**PROVIDED INFORMATION**.
'''

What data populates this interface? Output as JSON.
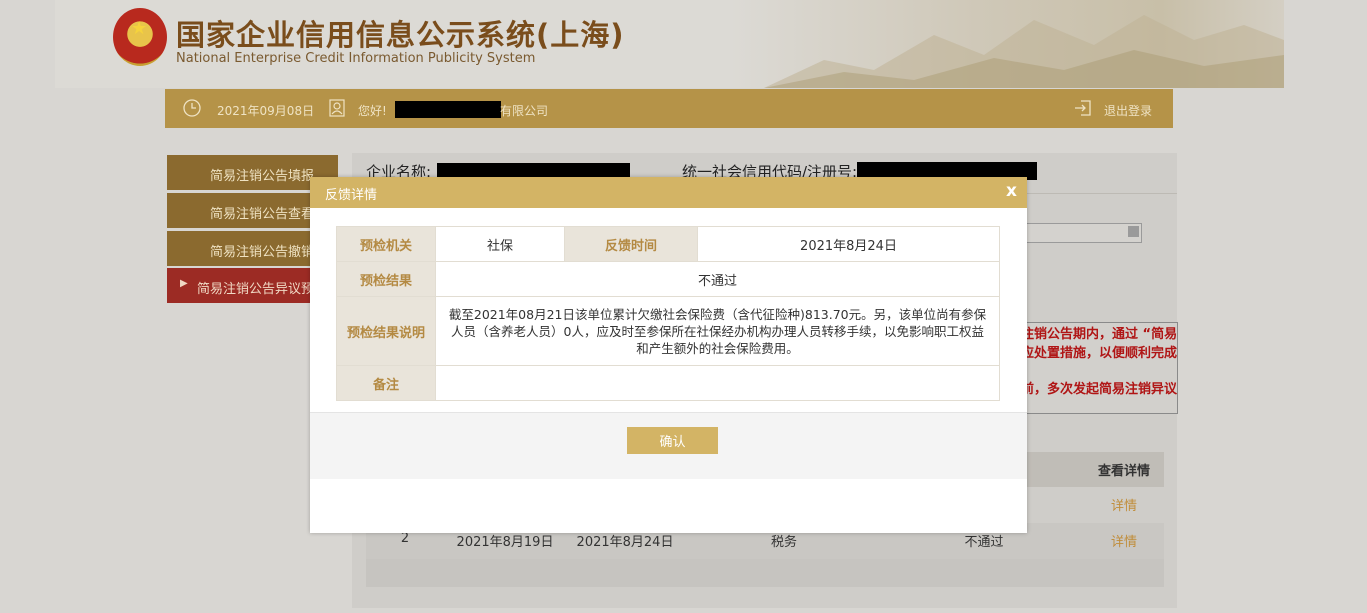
{
  "header": {
    "title_cn": "国家企业信用信息公示系统(上海)",
    "title_en": "National Enterprise Credit Information Publicity System"
  },
  "topbar": {
    "date": "2021年09月08日",
    "greeting": "您好!",
    "company_suffix": "有限公司",
    "logout": "退出登录"
  },
  "menu": [
    {
      "label": "简易注销公告填报"
    },
    {
      "label": "简易注销公告查看"
    },
    {
      "label": "简易注销公告撤销"
    },
    {
      "label": "简易注销公告异议预检"
    }
  ],
  "main": {
    "company_label": "企业名称:",
    "credit_code_label": "统一社会信用代码/注册号:",
    "notice_lines": [
      "注销公告期内，通过 “简易",
      "应处置措施，以便顺利完成",
      "",
      "前，多次发起简易注销异议"
    ],
    "table_headers": {
      "detail": "查看详情"
    },
    "rows": [
      {
        "no": "",
        "date1": "",
        "date2": "",
        "org": "",
        "result": "",
        "detail": "详情"
      },
      {
        "no": "2",
        "date1": "2021年8月19日",
        "date2": "2021年8月24日",
        "org": "税务",
        "result": "不通过",
        "detail": "详情"
      }
    ]
  },
  "modal": {
    "title": "反馈详情",
    "close": "x",
    "labels": {
      "agency": "预检机关",
      "feedback_time": "反馈时间",
      "result": "预检结果",
      "result_desc": "预检结果说明",
      "remark": "备注"
    },
    "values": {
      "agency": "社保",
      "feedback_time": "2021年8月24日",
      "result": "不通过",
      "result_desc": "截至2021年08月21日该单位累计欠缴社会保险费（含代征险种)813.70元。另，该单位尚有参保人员（含养老人员）0人，应及时至参保所在社保经办机构办理人员转移手续，以免影响职工权益和产生额外的社会保险费用。",
      "remark": ""
    },
    "confirm": "确认"
  }
}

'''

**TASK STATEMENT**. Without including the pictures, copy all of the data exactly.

**WRITTEN SOLUTION**.
What data populates this interface? Output as JSON.
{
  "header": {
    "title_cn": "国家企业信用信息公示系统(上海)",
    "title_en": "National Enterprise Credit Information Publicity System"
  },
  "topbar": {
    "date": "2021年09月08日",
    "greeting": "您好!",
    "company_suffix": "有限公司",
    "logout": "退出登录"
  },
  "menu": [
    {
      "label": "简易注销公告填报"
    },
    {
      "label": "简易注销公告查看"
    },
    {
      "label": "简易注销公告撤销"
    },
    {
      "label": "简易注销公告异议预检"
    }
  ],
  "main": {
    "company_label": "企业名称:",
    "credit_code_label": "统一社会信用代码/注册号:",
    "notice_lines": [
      "注销公告期内，通过 “简易",
      "应处置措施，以便顺利完成",
      "",
      "前，多次发起简易注销异议"
    ],
    "table_headers": {
      "detail": "查看详情"
    },
    "rows": [
      {
        "no": "",
        "date1": "",
        "date2": "",
        "org": "",
        "result": "",
        "detail": "详情"
      },
      {
        "no": "2",
        "date1": "2021年8月19日",
        "date2": "2021年8月24日",
        "org": "税务",
        "result": "不通过",
        "detail": "详情"
      }
    ]
  },
  "modal": {
    "title": "反馈详情",
    "close": "x",
    "labels": {
      "agency": "预检机关",
      "feedback_time": "反馈时间",
      "result": "预检结果",
      "result_desc": "预检结果说明",
      "remark": "备注"
    },
    "values": {
      "agency": "社保",
      "feedback_time": "2021年8月24日",
      "result": "不通过",
      "result_desc": "截至2021年08月21日该单位累计欠缴社会保险费（含代征险种)813.70元。另，该单位尚有参保人员（含养老人员）0人，应及时至参保所在社保经办机构办理人员转移手续，以免影响职工权益和产生额外的社会保险费用。",
      "remark": ""
    },
    "confirm": "确认"
  }
}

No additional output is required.